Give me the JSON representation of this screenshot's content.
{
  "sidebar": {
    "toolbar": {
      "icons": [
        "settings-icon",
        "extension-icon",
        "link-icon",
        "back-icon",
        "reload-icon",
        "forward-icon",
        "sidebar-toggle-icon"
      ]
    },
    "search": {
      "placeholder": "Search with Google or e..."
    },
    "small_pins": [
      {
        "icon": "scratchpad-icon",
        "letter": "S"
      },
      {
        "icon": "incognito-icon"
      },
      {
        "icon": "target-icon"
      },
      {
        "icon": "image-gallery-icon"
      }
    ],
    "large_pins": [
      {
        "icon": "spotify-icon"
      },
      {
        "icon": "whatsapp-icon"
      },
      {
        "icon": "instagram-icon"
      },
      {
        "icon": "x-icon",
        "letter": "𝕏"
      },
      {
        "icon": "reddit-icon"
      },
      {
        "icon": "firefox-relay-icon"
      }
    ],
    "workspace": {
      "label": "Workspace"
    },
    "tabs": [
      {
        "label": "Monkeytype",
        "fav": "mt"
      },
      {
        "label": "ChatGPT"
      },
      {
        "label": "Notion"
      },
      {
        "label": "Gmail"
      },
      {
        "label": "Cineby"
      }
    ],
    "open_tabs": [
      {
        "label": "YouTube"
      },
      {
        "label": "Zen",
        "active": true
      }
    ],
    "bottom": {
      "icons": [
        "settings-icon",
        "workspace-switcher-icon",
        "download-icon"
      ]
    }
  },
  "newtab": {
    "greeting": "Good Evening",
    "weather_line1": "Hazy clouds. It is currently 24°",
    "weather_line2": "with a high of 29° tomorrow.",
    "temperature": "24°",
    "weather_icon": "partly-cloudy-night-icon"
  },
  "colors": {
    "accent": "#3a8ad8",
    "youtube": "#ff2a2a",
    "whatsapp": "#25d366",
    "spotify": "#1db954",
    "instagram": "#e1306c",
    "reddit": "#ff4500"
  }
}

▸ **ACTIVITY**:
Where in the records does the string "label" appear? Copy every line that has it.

▸ **FINISHED EXERCISE**:
      "label": "Workspace"
        "label": "Monkeytype",
        "label": "ChatGPT"
        "label": "Notion"
        "label": "Gmail"
        "label": "Cineby"
        "label": "YouTube"
        "label": "Zen",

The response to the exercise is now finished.